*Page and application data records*
◇ ◇ ◇ ◇ ◇
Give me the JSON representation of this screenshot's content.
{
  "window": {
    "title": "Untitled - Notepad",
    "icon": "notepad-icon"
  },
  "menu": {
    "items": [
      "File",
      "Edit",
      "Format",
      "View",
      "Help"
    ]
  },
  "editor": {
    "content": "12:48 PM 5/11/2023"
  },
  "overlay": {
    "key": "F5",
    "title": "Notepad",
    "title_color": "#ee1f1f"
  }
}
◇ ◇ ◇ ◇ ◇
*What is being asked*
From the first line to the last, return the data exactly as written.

*Exercise answer*
Give me the JSON representation of this screenshot's content.
{
  "window": {
    "title": "Untitled - Notepad",
    "icon": "notepad-icon"
  },
  "menu": {
    "items": [
      "File",
      "Edit",
      "Format",
      "View",
      "Help"
    ]
  },
  "editor": {
    "content": "12:48 PM 5/11/2023"
  },
  "overlay": {
    "key": "F5",
    "title": "Notepad",
    "title_color": "#ee1f1f"
  }
}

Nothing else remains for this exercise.